Deshaun Watson and the Houston Texans: What we know and what's next

HOUSTON -- Houston Texans starting quarterback Tyrod Taylor went on injured reserve because of a left hamstring injury sustained in Week 2.

Still, the Texans did not turn to Deshaun Watson, but instead started rookie third-round pick Davis Mills.

Watson, who requested a trade in January, has been accused of sexual assault and inappropriate behavior in 22 active civil lawsuits and has been inactive for the Texans' first three games.

When asked after the Texans' Week 3 loss to the Carolina Panthers whether Watson would play for Houston again this season, coach David Culley said, "It's week to week."

Watson is on their 53-man roster, even though he is not practicing or playing. Sources within the organization have made it clear the Texans plan to continue to list him as "not injury related" on the team's daily injury report.

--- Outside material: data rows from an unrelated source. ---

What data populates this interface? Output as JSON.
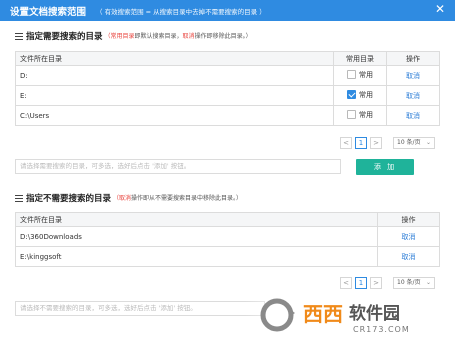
{
  "title": "设置文档搜索范围",
  "subtitle": "（ 有效搜索范围 = 从搜索目录中去掉不需要搜索的目录 ）",
  "close_glyph": "✕",
  "include": {
    "heading": "指定需要搜索的目录",
    "note_red1": "（常用目录",
    "note_mid": "即默认搜索目录，",
    "note_red2": "取消",
    "note_tail": "操作即移除此目录。）",
    "columns": [
      "文件所在目录",
      "常用目录",
      "操作"
    ],
    "rows": [
      {
        "path": "D:",
        "common_label": "常用",
        "checked": false,
        "action": "取消"
      },
      {
        "path": "E:",
        "common_label": "常用",
        "checked": true,
        "action": "取消"
      },
      {
        "path": "C:\\Users",
        "common_label": "常用",
        "checked": false,
        "action": "取消"
      }
    ],
    "pager": {
      "prev": "<",
      "page": "1",
      "next": ">",
      "size": "10 条/页"
    },
    "input_placeholder": "请选择需要搜索的目录，可多选，选好后点击 '添加' 按钮。",
    "add_button": "添 加"
  },
  "exclude": {
    "heading": "指定不需要搜索的目录",
    "note_red1": "（取消",
    "note_tail": "操作即从不需要搜索目录中移除此目录。）",
    "columns": [
      "文件所在目录",
      "操作"
    ],
    "rows": [
      {
        "path": "D:\\360Downloads",
        "action": "取消"
      },
      {
        "path": "E:\\kinggsoft",
        "action": "取消"
      }
    ],
    "pager": {
      "prev": "<",
      "page": "1",
      "next": ">",
      "size": "10 条/页"
    },
    "input_placeholder": "请选择不需要搜索的目录，可多选，选好后点击 '添加' 按钮。"
  },
  "watermark": {
    "brand": "西西软件园",
    "url": "CR173.COM"
  },
  "colors": {
    "accent": "#2f8be1",
    "red": "#e8403a",
    "green": "#1fb39a",
    "link": "#2f7fd7"
  }
}
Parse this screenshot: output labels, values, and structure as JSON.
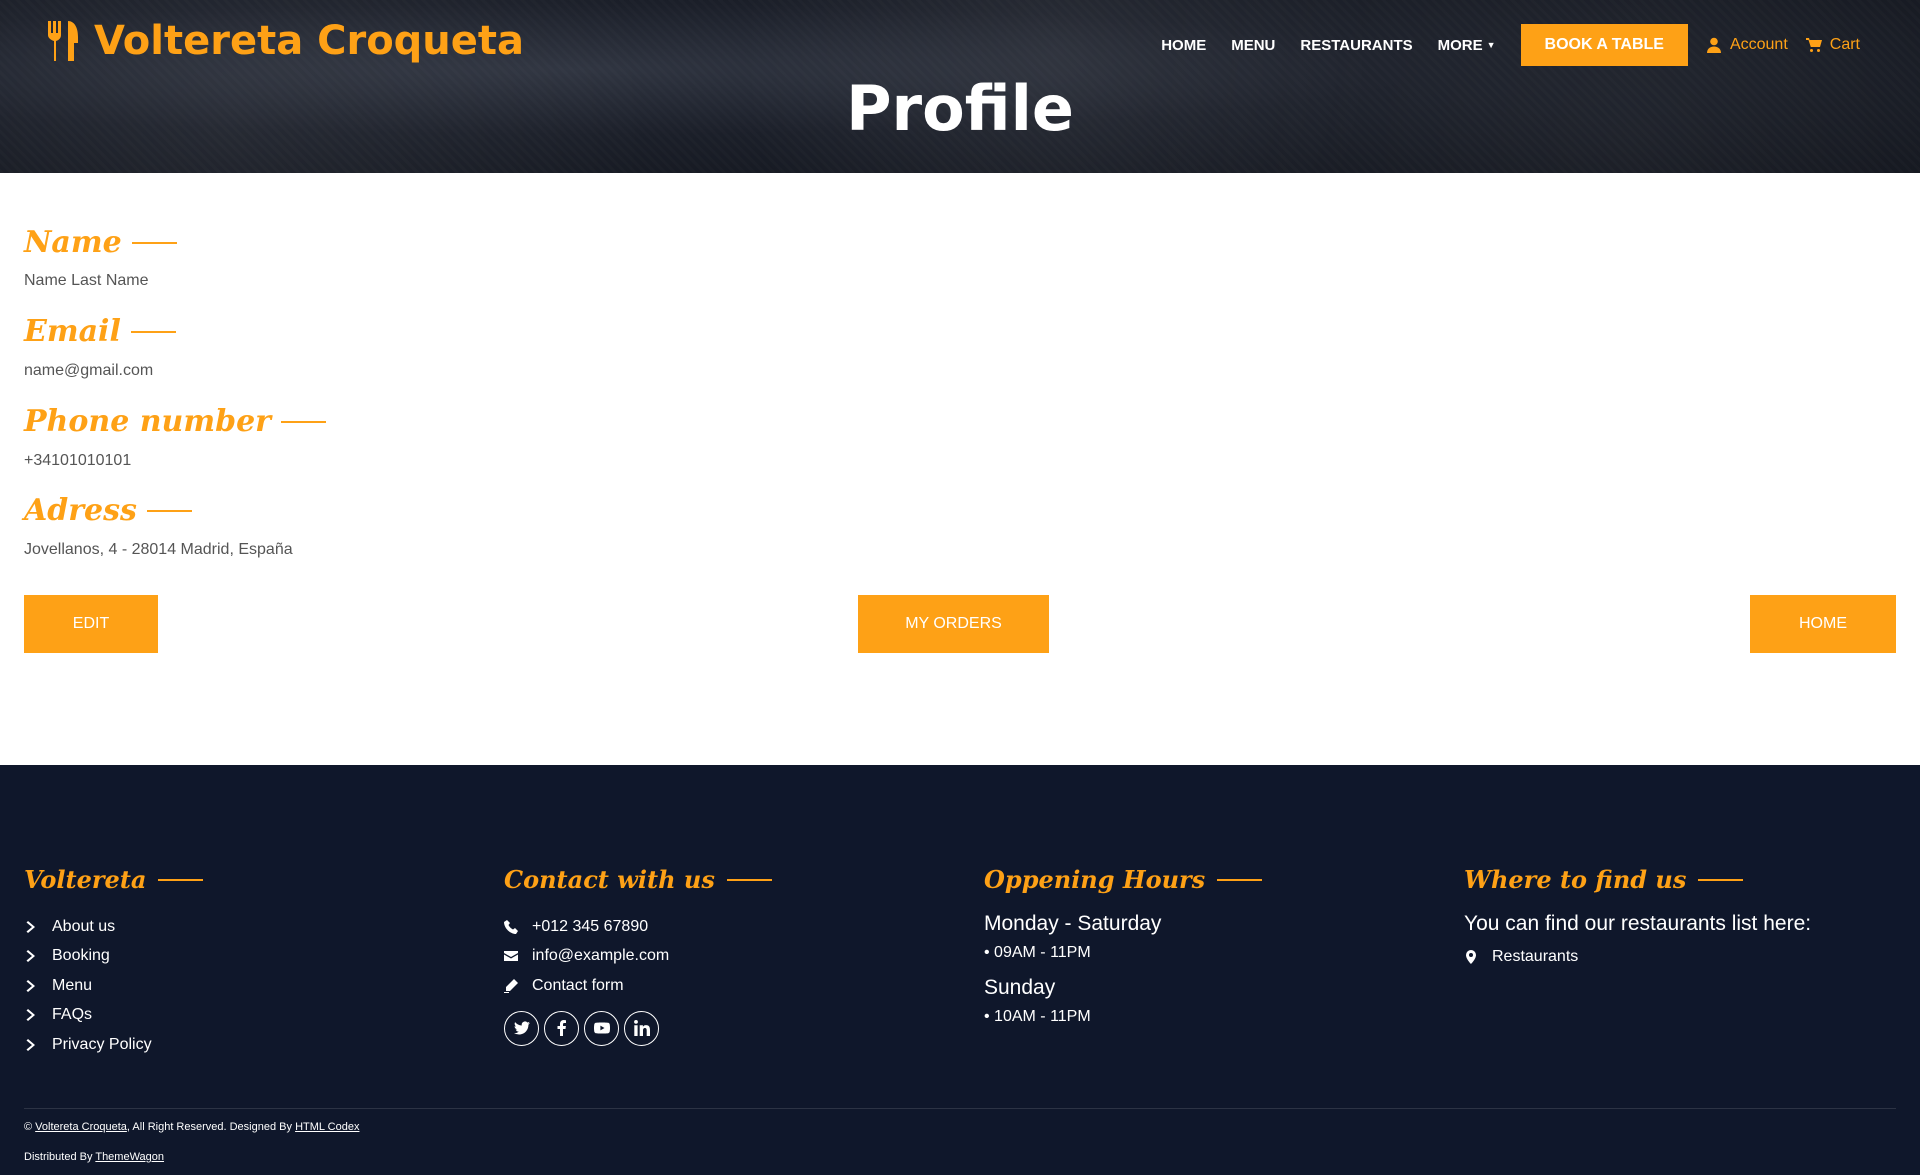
{
  "header": {
    "brand": "Voltereta Croqueta",
    "nav": [
      "HOME",
      "MENU",
      "RESTAURANTS",
      "MORE"
    ],
    "book_label": "BOOK A TABLE",
    "account_label": "Account",
    "cart_label": "Cart",
    "page_title": "Profile"
  },
  "profile": {
    "name_title": "Name",
    "name_value": "Name Last Name",
    "email_title": "Email",
    "email_value": "name@gmail.com",
    "phone_title": "Phone number",
    "phone_value": "+34101010101",
    "address_title": "Adress",
    "address_value": "Jovellanos, 4 - 28014 Madrid, España",
    "edit_label": "EDIT",
    "orders_label": "MY ORDERS",
    "home_label": "HOME"
  },
  "footer": {
    "col1_title": "Voltereta",
    "col1_links": [
      "About us",
      "Booking",
      "Menu",
      "FAQs",
      "Privacy Policy"
    ],
    "col2_title": "Contact with us",
    "phone": "+012 345 67890",
    "email": "info@example.com",
    "contact_form": "Contact form",
    "col3_title": "Oppening Hours",
    "day1": "Monday - Saturday",
    "time1": "• 09AM - 11PM",
    "day2": "Sunday",
    "time2": "• 10AM - 11PM",
    "col4_title": "Where to find us",
    "find_text": "You can find our restaurants list here:",
    "restaurants_link": "Restaurants",
    "copyright_prefix": "©",
    "copyright_brand": "Voltereta Croqueta",
    "copyright_mid": ", All Right Reserved. Designed By",
    "copyright_designer": "HTML Codex",
    "distributed_prefix": "Distributed By",
    "distributor": "ThemeWagon"
  },
  "colors": {
    "accent": "#FEA116",
    "footer_bg": "#0F172B"
  }
}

Here's where things stand with Watson entering Week 4:

Where does Watson's legal situation stand?

Depositions were scheduled to begin in September for the 22 plaintiffs who have filed a civil lawsuit against Watson, but he cannot be deposed before Feb. 22, 2022.

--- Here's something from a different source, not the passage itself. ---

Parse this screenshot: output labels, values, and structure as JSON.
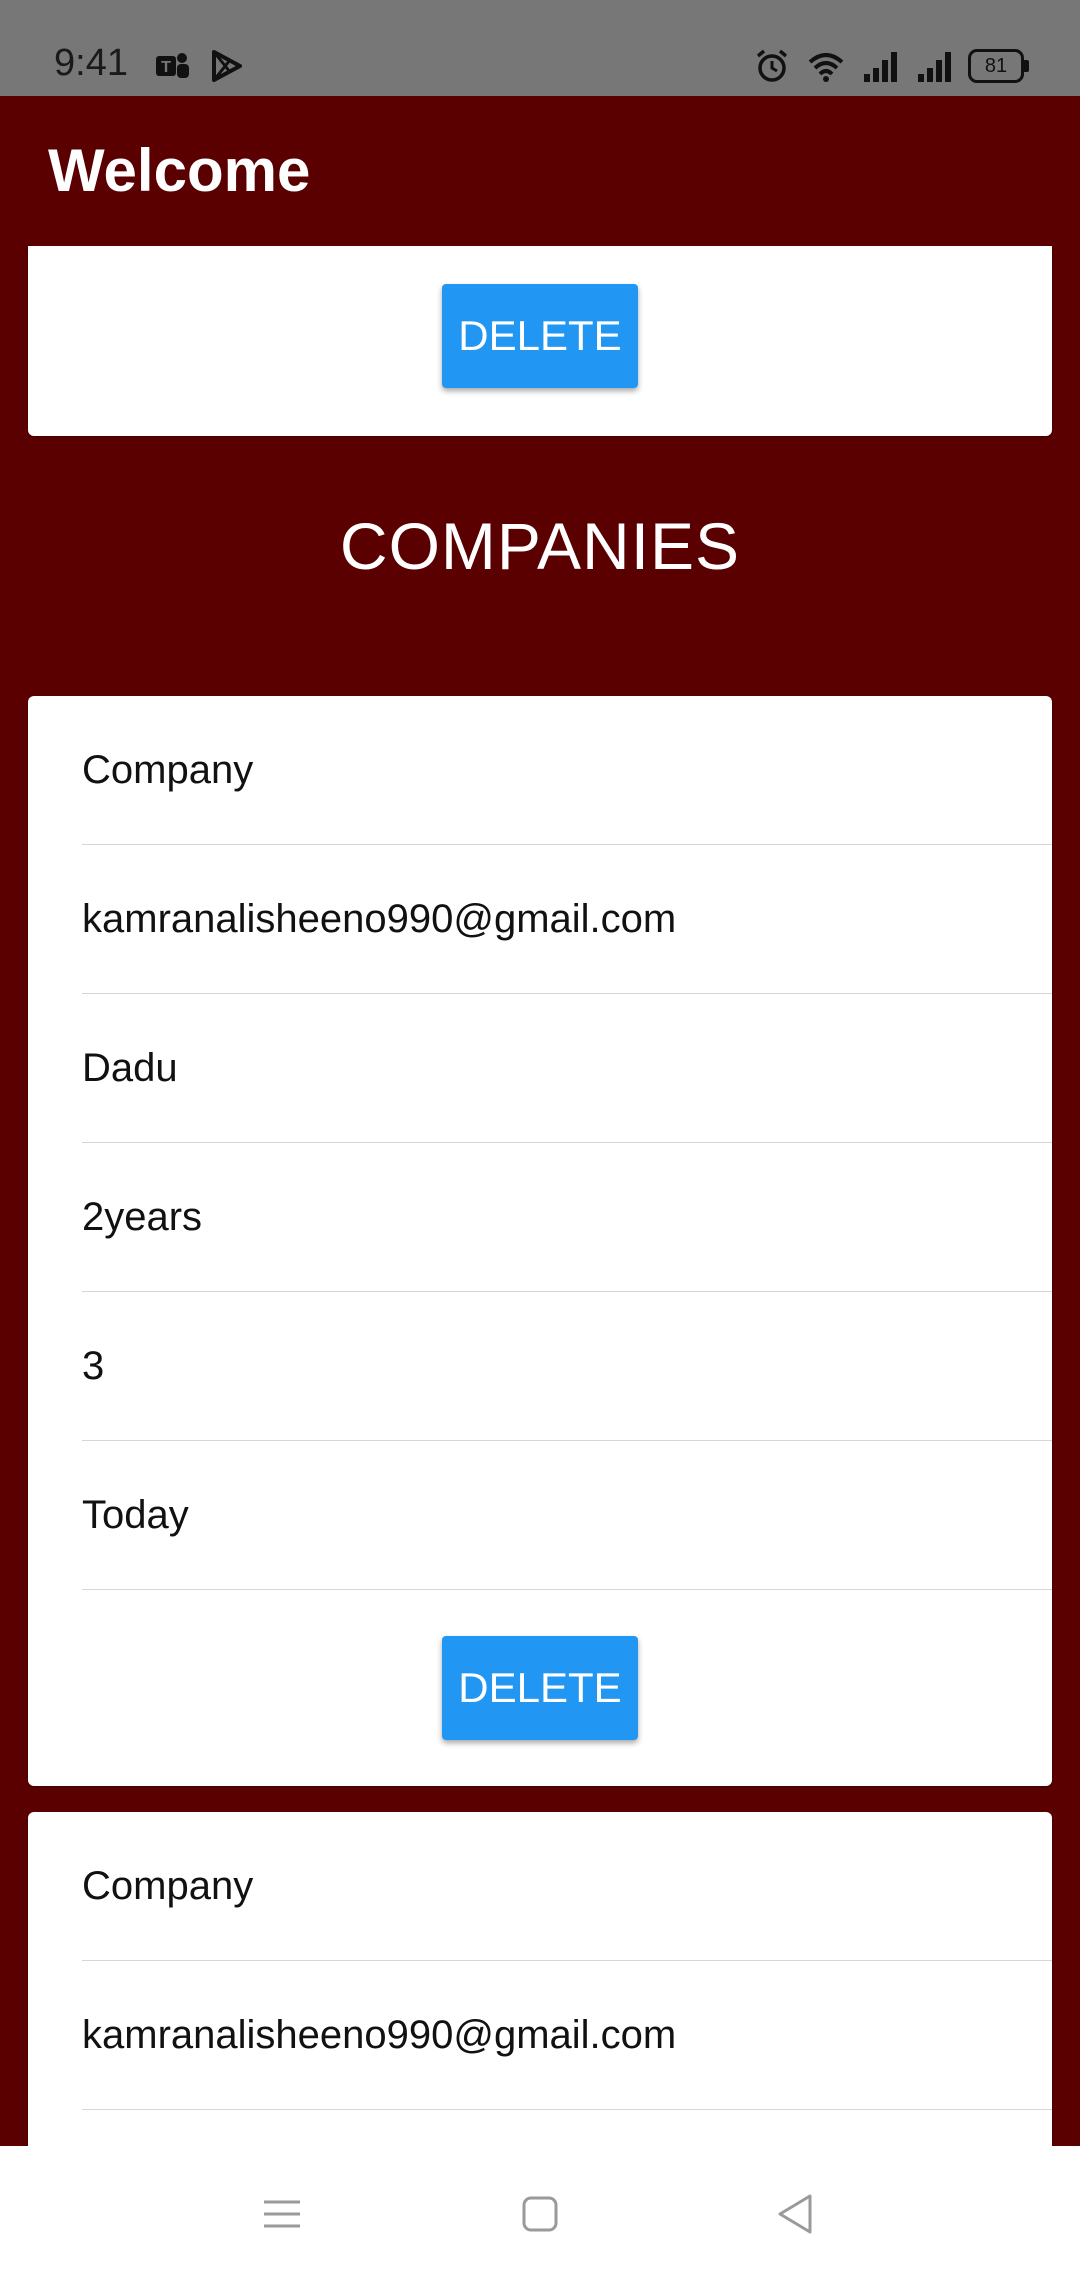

Last month, Watson's attorney, Rusty Hardin, said the allegations of sexual assault and inappropriate behavior against Watson are being investigated by the FBI. Hardin also said Watson spoke to the FBI about allegations of extortion regarding one lawsuit.

In that news conference, Hardin said his law firm "will continue to cooperate with [the FBI] in any way that they want."

He also said they have cooperated with the Houston Police Department and district attorney's office.

At the time, he said Watson had not spoken to the NFL because typically the league "tries to not reach out to the defendant and his lawyers and seek evidence from them until the criminal investigation is over."

Is Watson practicing?

No. Watson does not take part in Texans practice and has been ruled out each week on the final injury report. And he does not travel on the road and is not on the sideline during games.

During training camp, Watson was in and out of practice, but never took part in team reps. Toward the end of camp, he often worked out on a side field while his teammates were practicing. Since the start of the season, he has not been on the field in the portion of practice open to the media.

How much are the Texans paying Watson per week to be inactive?

Although Watson signed a contract extension in August 2020 and has been paid a $27 million signing bonus, the quarterback is playing on the last year of his rookie deal.

Watson is being paid a base salary of $10.54 million this season, or $620,000 per game.

What are the issues preventing a trade?

The lack of clarity around Watson's legal situation makes it difficult for a team to know what Watson's status will be for this season -- he could be put on the commissioner's exempt list or suspended -- and beyond.

Since Watson requested a trade in January, general manager Nick Caserio has been clear to other teams that the price for Watson is high. Sources told ESPN that Houston is not interested in trading Watson with conditions on the picks if he is suspended by the league.

According to ESPN's Adam Schefter, Houston asked over the summer for a package of six players and NFL draft picks from teams interested in trading for the quarterback. They would rather let the legal situation play out than take less or agree to conditions.

What are the key dates to be aware, of including the trade deadline?

The NFL trade deadline is at 4 p.m. ET on Nov. 2. If Watson is not traded by the deadline, a trade could not be made official until the start of the new league year at 4 p.m. ET on March 16, 2022.

What has the NFL said about Watson's situation?

The NFL has not addressed Watson's situation since just before the start of training camp, when the league released a statement saying it was not restricting Watson from taking part in any club activities.

Why isn't Watson on the commissioner's exempt list?

In July, a league source told ESPN the NFL had not been given access to talk to many of the plaintiffs or to third parties who might have relevant information. The source also said the league had not been given access to evidence the police have gathered in their investigation.

While NFL commissioner Roger Goodell could put Watson on the exempt list because of the civil lawsuits, he has chosen not to. If there are criminal charges filed against Watson, that could change.

In 2020, Goodell placed then-New York Giants cornerback DeAndre Baker and then-Seattle Seahawks cornerback Quinton Dunbar on the commissioner's exempt list when they had pending criminal charges.

In 2017, Dallas Cowboys running back Ezekiel Elliott was not placed on the list before he was suspended for six games for violating the NFL's personal conduct policy. And in 2020, Antonio Brown was a free agent when he was suspended eight games for multiple violations of the NFL's personal conduct policy.

What's next for Watson and the Texans?

The Texans expect this to be a waiting game, unless a team comes with an offer that blows them away. Watson doesn't want to play for the Texans, and the team spent much of the offseason and training camp distancing itself from the quarterback.